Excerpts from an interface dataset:
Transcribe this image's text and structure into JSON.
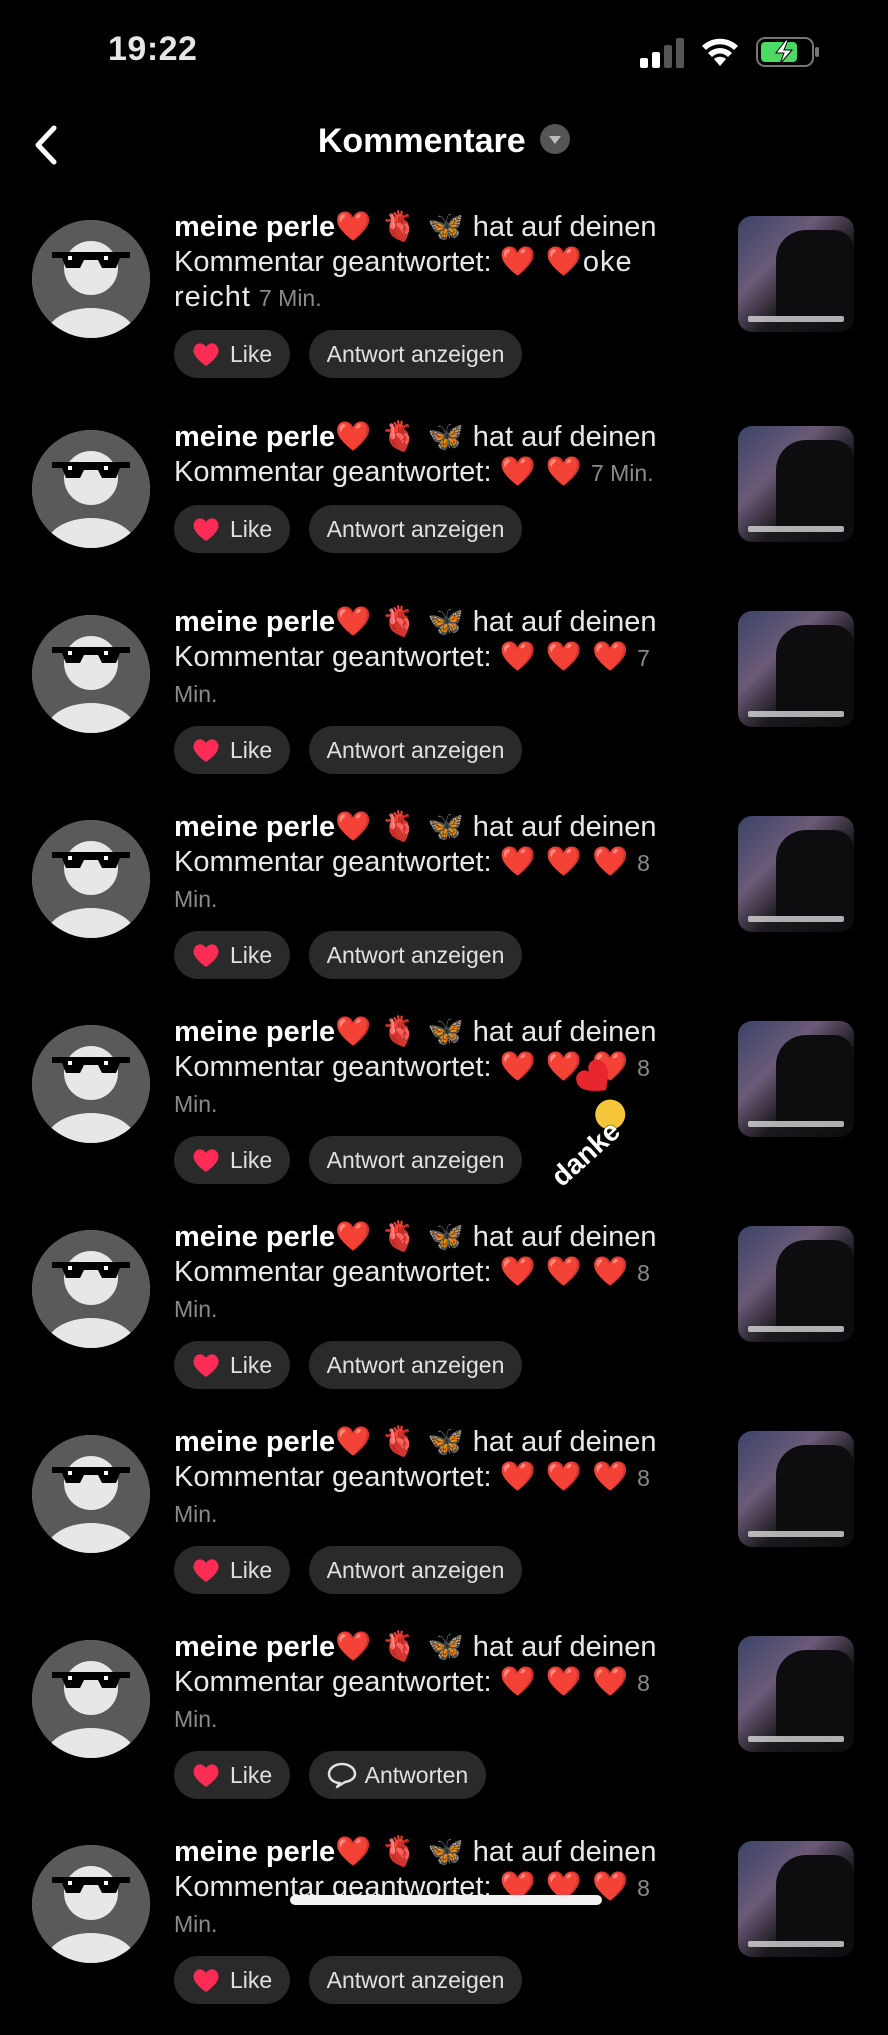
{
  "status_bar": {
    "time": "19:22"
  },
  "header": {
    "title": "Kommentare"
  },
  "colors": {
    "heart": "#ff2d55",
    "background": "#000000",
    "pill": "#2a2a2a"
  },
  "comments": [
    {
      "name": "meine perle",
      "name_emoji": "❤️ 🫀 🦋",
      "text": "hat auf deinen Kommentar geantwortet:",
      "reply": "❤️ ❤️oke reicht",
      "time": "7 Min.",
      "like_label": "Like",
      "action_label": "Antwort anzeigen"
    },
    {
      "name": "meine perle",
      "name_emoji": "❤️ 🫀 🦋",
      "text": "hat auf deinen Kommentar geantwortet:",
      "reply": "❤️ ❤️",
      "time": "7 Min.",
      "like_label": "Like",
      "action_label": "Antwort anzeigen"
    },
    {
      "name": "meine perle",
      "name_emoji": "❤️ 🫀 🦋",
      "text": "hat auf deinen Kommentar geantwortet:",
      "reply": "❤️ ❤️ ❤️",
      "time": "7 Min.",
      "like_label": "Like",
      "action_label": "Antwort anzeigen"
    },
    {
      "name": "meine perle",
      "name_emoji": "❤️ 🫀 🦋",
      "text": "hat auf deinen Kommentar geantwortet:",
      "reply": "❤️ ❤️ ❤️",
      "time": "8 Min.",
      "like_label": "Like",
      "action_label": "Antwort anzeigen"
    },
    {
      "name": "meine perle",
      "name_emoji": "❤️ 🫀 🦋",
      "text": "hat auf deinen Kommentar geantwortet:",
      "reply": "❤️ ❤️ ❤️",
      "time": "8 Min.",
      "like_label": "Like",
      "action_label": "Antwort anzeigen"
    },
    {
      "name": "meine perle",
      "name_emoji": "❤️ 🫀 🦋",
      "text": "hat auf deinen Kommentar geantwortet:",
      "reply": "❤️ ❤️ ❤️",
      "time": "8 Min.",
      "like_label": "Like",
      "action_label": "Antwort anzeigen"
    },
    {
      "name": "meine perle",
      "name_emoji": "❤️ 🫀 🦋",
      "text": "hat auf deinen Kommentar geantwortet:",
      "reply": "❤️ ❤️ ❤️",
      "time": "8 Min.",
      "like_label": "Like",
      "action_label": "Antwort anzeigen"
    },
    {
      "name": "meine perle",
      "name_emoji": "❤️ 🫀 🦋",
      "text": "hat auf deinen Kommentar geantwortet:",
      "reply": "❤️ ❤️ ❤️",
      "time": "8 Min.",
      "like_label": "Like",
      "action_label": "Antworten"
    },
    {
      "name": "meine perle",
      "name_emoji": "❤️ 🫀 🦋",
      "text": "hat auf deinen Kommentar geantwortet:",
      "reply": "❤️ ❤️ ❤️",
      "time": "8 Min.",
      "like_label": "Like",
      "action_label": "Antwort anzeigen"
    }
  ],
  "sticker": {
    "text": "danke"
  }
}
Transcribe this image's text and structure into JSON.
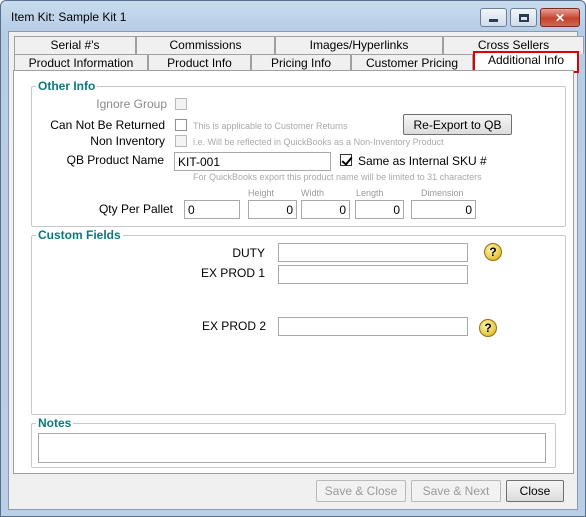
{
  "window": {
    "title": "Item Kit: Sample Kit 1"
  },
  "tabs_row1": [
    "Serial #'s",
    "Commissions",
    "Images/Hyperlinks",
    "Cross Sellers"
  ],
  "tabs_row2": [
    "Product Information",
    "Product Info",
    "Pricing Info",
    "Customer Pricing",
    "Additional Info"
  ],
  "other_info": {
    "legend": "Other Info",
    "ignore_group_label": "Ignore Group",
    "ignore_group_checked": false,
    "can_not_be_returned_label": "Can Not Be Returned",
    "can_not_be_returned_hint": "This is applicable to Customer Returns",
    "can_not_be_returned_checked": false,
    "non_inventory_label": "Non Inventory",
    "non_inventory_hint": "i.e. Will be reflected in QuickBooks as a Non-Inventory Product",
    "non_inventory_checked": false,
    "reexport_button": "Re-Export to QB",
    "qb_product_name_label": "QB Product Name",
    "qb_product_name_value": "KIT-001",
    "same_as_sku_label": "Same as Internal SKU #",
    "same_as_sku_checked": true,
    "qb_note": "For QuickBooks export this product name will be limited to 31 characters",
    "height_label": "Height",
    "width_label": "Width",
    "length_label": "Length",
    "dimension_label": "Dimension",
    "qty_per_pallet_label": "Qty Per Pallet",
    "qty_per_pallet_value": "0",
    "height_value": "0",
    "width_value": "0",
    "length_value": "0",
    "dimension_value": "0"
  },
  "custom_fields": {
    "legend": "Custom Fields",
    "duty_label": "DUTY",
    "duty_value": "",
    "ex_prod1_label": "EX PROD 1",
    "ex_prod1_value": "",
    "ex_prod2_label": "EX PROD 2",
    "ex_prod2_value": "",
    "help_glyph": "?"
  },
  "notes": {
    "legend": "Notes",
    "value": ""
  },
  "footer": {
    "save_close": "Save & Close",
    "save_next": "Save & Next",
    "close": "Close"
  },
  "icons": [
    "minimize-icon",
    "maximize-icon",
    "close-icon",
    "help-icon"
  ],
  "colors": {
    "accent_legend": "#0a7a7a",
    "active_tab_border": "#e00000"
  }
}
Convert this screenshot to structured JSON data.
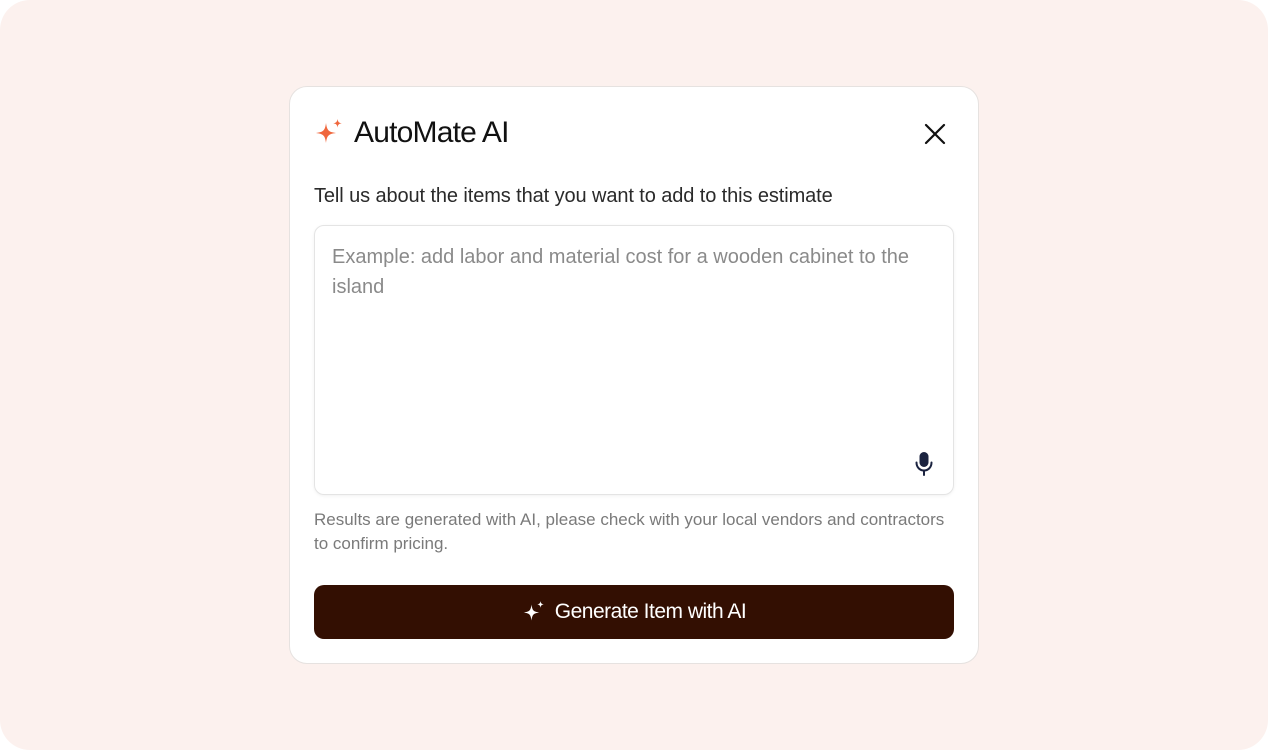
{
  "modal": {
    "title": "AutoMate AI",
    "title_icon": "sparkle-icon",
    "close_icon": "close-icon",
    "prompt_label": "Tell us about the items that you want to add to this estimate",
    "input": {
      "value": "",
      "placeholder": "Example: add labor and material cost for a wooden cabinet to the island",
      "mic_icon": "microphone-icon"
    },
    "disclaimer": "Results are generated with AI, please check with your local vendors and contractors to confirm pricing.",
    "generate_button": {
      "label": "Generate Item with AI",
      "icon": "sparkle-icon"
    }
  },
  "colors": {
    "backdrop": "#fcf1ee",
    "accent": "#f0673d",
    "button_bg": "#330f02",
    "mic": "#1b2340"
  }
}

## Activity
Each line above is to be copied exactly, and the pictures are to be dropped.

## Response for this exercise
Transcribe this image's text and structure into JSON.
{
  "status_bar": {
    "time": "19:22"
  },
  "header": {
    "title": "Kommentare"
  },
  "colors": {
    "heart": "#ff2d55",
    "background": "#000000",
    "pill": "#2a2a2a"
  },
  "comments": [
    {
      "name": "meine perle",
      "name_emoji": "❤️ 🫀 🦋",
      "text": "hat auf deinen Kommentar geantwortet:",
      "reply": "❤️ ❤️oke reicht",
      "time": "7 Min.",
      "like_label": "Like",
      "action_label": "Antwort anzeigen"
    },
    {
      "name": "meine perle",
      "name_emoji": "❤️ 🫀 🦋",
      "text": "hat auf deinen Kommentar geantwortet:",
      "reply": "❤️ ❤️",
      "time": "7 Min.",
      "like_label": "Like",
      "action_label": "Antwort anzeigen"
    },
    {
      "name": "meine perle",
      "name_emoji": "❤️ 🫀 🦋",
      "text": "hat auf deinen Kommentar geantwortet:",
      "reply": "❤️ ❤️ ❤️",
      "time": "7 Min.",
      "like_label": "Like",
      "action_label": "Antwort anzeigen"
    },
    {
      "name": "meine perle",
      "name_emoji": "❤️ 🫀 🦋",
      "text": "hat auf deinen Kommentar geantwortet:",
      "reply": "❤️ ❤️ ❤️",
      "time": "8 Min.",
      "like_label": "Like",
      "action_label": "Antwort anzeigen"
    },
    {
      "name": "meine perle",
      "name_emoji": "❤️ 🫀 🦋",
      "text": "hat auf deinen Kommentar geantwortet:",
      "reply": "❤️ ❤️ ❤️",
      "time": "8 Min.",
      "like_label": "Like",
      "action_label": "Antwort anzeigen"
    },
    {
      "name": "meine perle",
      "name_emoji": "❤️ 🫀 🦋",
      "text": "hat auf deinen Kommentar geantwortet:",
      "reply": "❤️ ❤️ ❤️",
      "time": "8 Min.",
      "like_label": "Like",
      "action_label": "Antwort anzeigen"
    },
    {
      "name": "meine perle",
      "name_emoji": "❤️ 🫀 🦋",
      "text": "hat auf deinen Kommentar geantwortet:",
      "reply": "❤️ ❤️ ❤️",
      "time": "8 Min.",
      "like_label": "Like",
      "action_label": "Antwort anzeigen"
    },
    {
      "name": "meine perle",
      "name_emoji": "❤️ 🫀 🦋",
      "text": "hat auf deinen Kommentar geantwortet:",
      "reply": "❤️ ❤️ ❤️",
      "time": "8 Min.",
      "like_label": "Like",
      "action_label": "Antworten"
    },
    {
      "name": "meine perle",
      "name_emoji": "❤️ 🫀 🦋",
      "text": "hat auf deinen Kommentar geantwortet:",
      "reply": "❤️ ❤️ ❤️",
      "time": "8 Min.",
      "like_label": "Like",
      "action_label": "Antwort anzeigen"
    }
  ],
  "sticker": {
    "text": "danke"
  }
}
Transcribe this image's text and structure into JSON.
{
  "window": {
    "title": "Item Kit: Sample Kit 1"
  },
  "tabs_row1": [
    "Serial #'s",
    "Commissions",
    "Images/Hyperlinks",
    "Cross Sellers"
  ],
  "tabs_row2": [
    "Product Information",
    "Product Info",
    "Pricing Info",
    "Customer Pricing",
    "Additional Info"
  ],
  "other_info": {
    "legend": "Other Info",
    "ignore_group_label": "Ignore Group",
    "ignore_group_checked": false,
    "can_not_be_returned_label": "Can Not Be Returned",
    "can_not_be_returned_hint": "This is applicable to Customer Returns",
    "can_not_be_returned_checked": false,
    "non_inventory_label": "Non Inventory",
    "non_inventory_hint": "i.e. Will be reflected in QuickBooks as a Non-Inventory Product",
    "non_inventory_checked": false,
    "reexport_button": "Re-Export to QB",
    "qb_product_name_label": "QB Product Name",
    "qb_product_name_value": "KIT-001",
    "same_as_sku_label": "Same as Internal SKU #",
    "same_as_sku_checked": true,
    "qb_note": "For QuickBooks export this product name will be limited to 31 characters",
    "height_label": "Height",
    "width_label": "Width",
    "length_label": "Length",
    "dimension_label": "Dimension",
    "qty_per_pallet_label": "Qty Per Pallet",
    "qty_per_pallet_value": "0",
    "height_value": "0",
    "width_value": "0",
    "length_value": "0",
    "dimension_value": "0"
  },
  "custom_fields": {
    "legend": "Custom Fields",
    "duty_label": "DUTY",
    "duty_value": "",
    "ex_prod1_label": "EX PROD 1",
    "ex_prod1_value": "",
    "ex_prod2_label": "EX PROD 2",
    "ex_prod2_value": "",
    "help_glyph": "?"
  },
  "notes": {
    "legend": "Notes",
    "value": ""
  },
  "footer": {
    "save_close": "Save & Close",
    "save_next": "Save & Next",
    "close": "Close"
  },
  "icons": [
    "minimize-icon",
    "maximize-icon",
    "close-icon",
    "help-icon"
  ],
  "colors": {
    "accent_legend": "#0a7a7a",
    "active_tab_border": "#e00000"
  }
}
Convert this screenshot to structured JSON data.
{
  "modal": {
    "title": "AutoMate AI",
    "title_icon": "sparkle-icon",
    "close_icon": "close-icon",
    "prompt_label": "Tell us about the items that you want to add to this estimate",
    "input": {
      "value": "",
      "placeholder": "Example: add labor and material cost for a wooden cabinet to the island",
      "mic_icon": "microphone-icon"
    },
    "disclaimer": "Results are generated with AI, please check with your local vendors and contractors to confirm pricing.",
    "generate_button": {
      "label": "Generate Item with AI",
      "icon": "sparkle-icon"
    }
  },
  "colors": {
    "backdrop": "#fcf1ee",
    "accent": "#f0673d",
    "button_bg": "#330f02",
    "mic": "#1b2340"
  }
}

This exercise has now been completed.